* EXERCISE DIRECTIONS *
Your output should be an exact copy of the records, with no pictures in it.
-- DATA PROVIDED follows --
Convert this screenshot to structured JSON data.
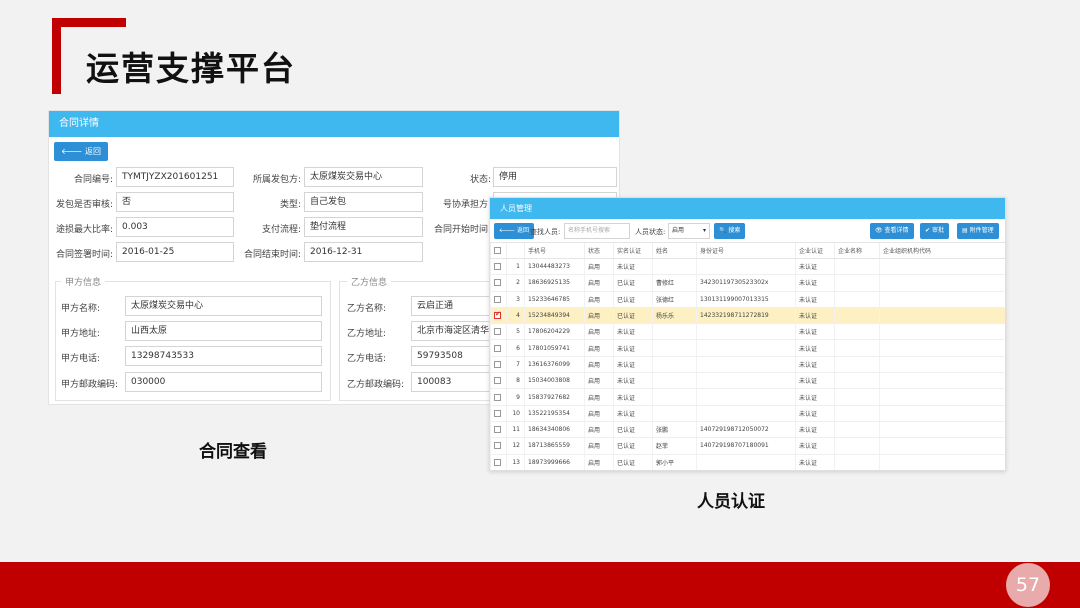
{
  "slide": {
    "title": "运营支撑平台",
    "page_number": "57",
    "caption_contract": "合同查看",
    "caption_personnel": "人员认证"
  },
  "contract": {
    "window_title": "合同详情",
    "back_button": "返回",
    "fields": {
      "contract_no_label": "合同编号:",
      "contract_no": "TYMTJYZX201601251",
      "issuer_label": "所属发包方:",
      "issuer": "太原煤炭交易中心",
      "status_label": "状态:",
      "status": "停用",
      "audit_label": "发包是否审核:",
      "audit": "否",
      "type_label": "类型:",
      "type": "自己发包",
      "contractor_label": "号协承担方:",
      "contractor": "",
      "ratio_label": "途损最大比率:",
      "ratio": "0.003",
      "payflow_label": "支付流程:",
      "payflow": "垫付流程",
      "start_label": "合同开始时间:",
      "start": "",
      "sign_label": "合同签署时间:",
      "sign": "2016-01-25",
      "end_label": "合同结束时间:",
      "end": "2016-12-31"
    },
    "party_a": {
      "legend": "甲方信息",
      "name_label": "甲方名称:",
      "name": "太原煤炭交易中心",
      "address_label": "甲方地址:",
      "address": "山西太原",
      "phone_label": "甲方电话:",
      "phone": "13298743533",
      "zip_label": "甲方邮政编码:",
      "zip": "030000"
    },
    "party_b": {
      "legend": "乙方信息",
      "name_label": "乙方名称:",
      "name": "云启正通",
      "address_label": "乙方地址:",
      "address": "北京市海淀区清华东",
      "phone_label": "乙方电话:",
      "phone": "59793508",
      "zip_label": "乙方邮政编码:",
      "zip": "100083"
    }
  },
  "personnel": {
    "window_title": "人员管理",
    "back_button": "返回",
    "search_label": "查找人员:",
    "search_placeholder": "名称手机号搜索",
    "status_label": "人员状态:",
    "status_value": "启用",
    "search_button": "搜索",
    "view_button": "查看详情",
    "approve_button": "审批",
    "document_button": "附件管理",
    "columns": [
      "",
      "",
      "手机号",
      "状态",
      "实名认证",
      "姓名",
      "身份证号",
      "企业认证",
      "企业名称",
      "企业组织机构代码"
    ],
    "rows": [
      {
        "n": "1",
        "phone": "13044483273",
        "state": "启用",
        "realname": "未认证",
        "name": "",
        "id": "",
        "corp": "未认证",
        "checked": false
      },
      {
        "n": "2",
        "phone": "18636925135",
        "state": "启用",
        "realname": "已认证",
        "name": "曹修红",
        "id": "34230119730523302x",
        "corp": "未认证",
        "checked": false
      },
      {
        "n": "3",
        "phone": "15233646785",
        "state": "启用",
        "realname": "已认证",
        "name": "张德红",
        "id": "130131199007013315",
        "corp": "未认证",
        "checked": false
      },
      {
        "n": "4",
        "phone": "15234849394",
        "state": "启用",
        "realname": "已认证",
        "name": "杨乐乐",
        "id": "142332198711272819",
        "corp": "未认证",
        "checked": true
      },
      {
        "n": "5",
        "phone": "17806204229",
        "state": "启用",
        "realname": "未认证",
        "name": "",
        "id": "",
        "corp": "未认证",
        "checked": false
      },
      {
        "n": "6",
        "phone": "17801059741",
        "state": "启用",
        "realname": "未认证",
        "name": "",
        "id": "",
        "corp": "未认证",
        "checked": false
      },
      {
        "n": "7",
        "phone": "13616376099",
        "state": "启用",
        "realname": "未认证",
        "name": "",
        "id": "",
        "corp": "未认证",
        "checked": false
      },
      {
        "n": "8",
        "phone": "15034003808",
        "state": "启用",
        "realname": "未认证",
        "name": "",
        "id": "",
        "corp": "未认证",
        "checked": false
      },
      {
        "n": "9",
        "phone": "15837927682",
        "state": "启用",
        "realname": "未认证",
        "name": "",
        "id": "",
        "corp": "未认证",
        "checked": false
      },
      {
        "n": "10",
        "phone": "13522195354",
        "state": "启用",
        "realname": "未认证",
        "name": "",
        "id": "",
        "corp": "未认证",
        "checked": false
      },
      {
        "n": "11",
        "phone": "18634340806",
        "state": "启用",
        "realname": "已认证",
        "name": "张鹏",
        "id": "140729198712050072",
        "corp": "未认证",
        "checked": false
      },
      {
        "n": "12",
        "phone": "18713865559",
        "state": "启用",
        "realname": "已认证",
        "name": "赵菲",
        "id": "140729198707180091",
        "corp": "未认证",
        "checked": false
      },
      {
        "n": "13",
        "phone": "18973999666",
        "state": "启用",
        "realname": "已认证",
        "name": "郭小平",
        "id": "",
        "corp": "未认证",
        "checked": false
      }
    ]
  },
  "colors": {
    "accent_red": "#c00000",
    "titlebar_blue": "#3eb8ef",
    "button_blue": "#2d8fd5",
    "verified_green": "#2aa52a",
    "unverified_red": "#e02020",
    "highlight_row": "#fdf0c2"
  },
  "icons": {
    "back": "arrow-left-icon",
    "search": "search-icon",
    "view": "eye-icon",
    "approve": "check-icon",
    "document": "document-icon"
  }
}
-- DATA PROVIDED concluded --
* OUTPUT OF THE EXERCISE *
Convert this screenshot to structured JSON data.
{
  "slide": {
    "title": "运营支撑平台",
    "page_number": "57",
    "caption_contract": "合同查看",
    "caption_personnel": "人员认证"
  },
  "contract": {
    "window_title": "合同详情",
    "back_button": "返回",
    "fields": {
      "contract_no_label": "合同编号:",
      "contract_no": "TYMTJYZX201601251",
      "issuer_label": "所属发包方:",
      "issuer": "太原煤炭交易中心",
      "status_label": "状态:",
      "status": "停用",
      "audit_label": "发包是否审核:",
      "audit": "否",
      "type_label": "类型:",
      "type": "自己发包",
      "contractor_label": "号协承担方:",
      "contractor": "",
      "ratio_label": "途损最大比率:",
      "ratio": "0.003",
      "payflow_label": "支付流程:",
      "payflow": "垫付流程",
      "start_label": "合同开始时间:",
      "start": "",
      "sign_label": "合同签署时间:",
      "sign": "2016-01-25",
      "end_label": "合同结束时间:",
      "end": "2016-12-31"
    },
    "party_a": {
      "legend": "甲方信息",
      "name_label": "甲方名称:",
      "name": "太原煤炭交易中心",
      "address_label": "甲方地址:",
      "address": "山西太原",
      "phone_label": "甲方电话:",
      "phone": "13298743533",
      "zip_label": "甲方邮政编码:",
      "zip": "030000"
    },
    "party_b": {
      "legend": "乙方信息",
      "name_label": "乙方名称:",
      "name": "云启正通",
      "address_label": "乙方地址:",
      "address": "北京市海淀区清华东",
      "phone_label": "乙方电话:",
      "phone": "59793508",
      "zip_label": "乙方邮政编码:",
      "zip": "100083"
    }
  },
  "personnel": {
    "window_title": "人员管理",
    "back_button": "返回",
    "search_label": "查找人员:",
    "search_placeholder": "名称手机号搜索",
    "status_label": "人员状态:",
    "status_value": "启用",
    "search_button": "搜索",
    "view_button": "查看详情",
    "approve_button": "审批",
    "document_button": "附件管理",
    "columns": [
      "",
      "",
      "手机号",
      "状态",
      "实名认证",
      "姓名",
      "身份证号",
      "企业认证",
      "企业名称",
      "企业组织机构代码"
    ],
    "rows": [
      {
        "n": "1",
        "phone": "13044483273",
        "state": "启用",
        "realname": "未认证",
        "name": "",
        "id": "",
        "corp": "未认证",
        "checked": false
      },
      {
        "n": "2",
        "phone": "18636925135",
        "state": "启用",
        "realname": "已认证",
        "name": "曹修红",
        "id": "34230119730523302x",
        "corp": "未认证",
        "checked": false
      },
      {
        "n": "3",
        "phone": "15233646785",
        "state": "启用",
        "realname": "已认证",
        "name": "张德红",
        "id": "130131199007013315",
        "corp": "未认证",
        "checked": false
      },
      {
        "n": "4",
        "phone": "15234849394",
        "state": "启用",
        "realname": "已认证",
        "name": "杨乐乐",
        "id": "142332198711272819",
        "corp": "未认证",
        "checked": true
      },
      {
        "n": "5",
        "phone": "17806204229",
        "state": "启用",
        "realname": "未认证",
        "name": "",
        "id": "",
        "corp": "未认证",
        "checked": false
      },
      {
        "n": "6",
        "phone": "17801059741",
        "state": "启用",
        "realname": "未认证",
        "name": "",
        "id": "",
        "corp": "未认证",
        "checked": false
      },
      {
        "n": "7",
        "phone": "13616376099",
        "state": "启用",
        "realname": "未认证",
        "name": "",
        "id": "",
        "corp": "未认证",
        "checked": false
      },
      {
        "n": "8",
        "phone": "15034003808",
        "state": "启用",
        "realname": "未认证",
        "name": "",
        "id": "",
        "corp": "未认证",
        "checked": false
      },
      {
        "n": "9",
        "phone": "15837927682",
        "state": "启用",
        "realname": "未认证",
        "name": "",
        "id": "",
        "corp": "未认证",
        "checked": false
      },
      {
        "n": "10",
        "phone": "13522195354",
        "state": "启用",
        "realname": "未认证",
        "name": "",
        "id": "",
        "corp": "未认证",
        "checked": false
      },
      {
        "n": "11",
        "phone": "18634340806",
        "state": "启用",
        "realname": "已认证",
        "name": "张鹏",
        "id": "140729198712050072",
        "corp": "未认证",
        "checked": false
      },
      {
        "n": "12",
        "phone": "18713865559",
        "state": "启用",
        "realname": "已认证",
        "name": "赵菲",
        "id": "140729198707180091",
        "corp": "未认证",
        "checked": false
      },
      {
        "n": "13",
        "phone": "18973999666",
        "state": "启用",
        "realname": "已认证",
        "name": "郭小平",
        "id": "",
        "corp": "未认证",
        "checked": false
      }
    ]
  },
  "colors": {
    "accent_red": "#c00000",
    "titlebar_blue": "#3eb8ef",
    "button_blue": "#2d8fd5",
    "verified_green": "#2aa52a",
    "unverified_red": "#e02020",
    "highlight_row": "#fdf0c2"
  },
  "icons": {
    "back": "arrow-left-icon",
    "search": "search-icon",
    "view": "eye-icon",
    "approve": "check-icon",
    "document": "document-icon"
  }
}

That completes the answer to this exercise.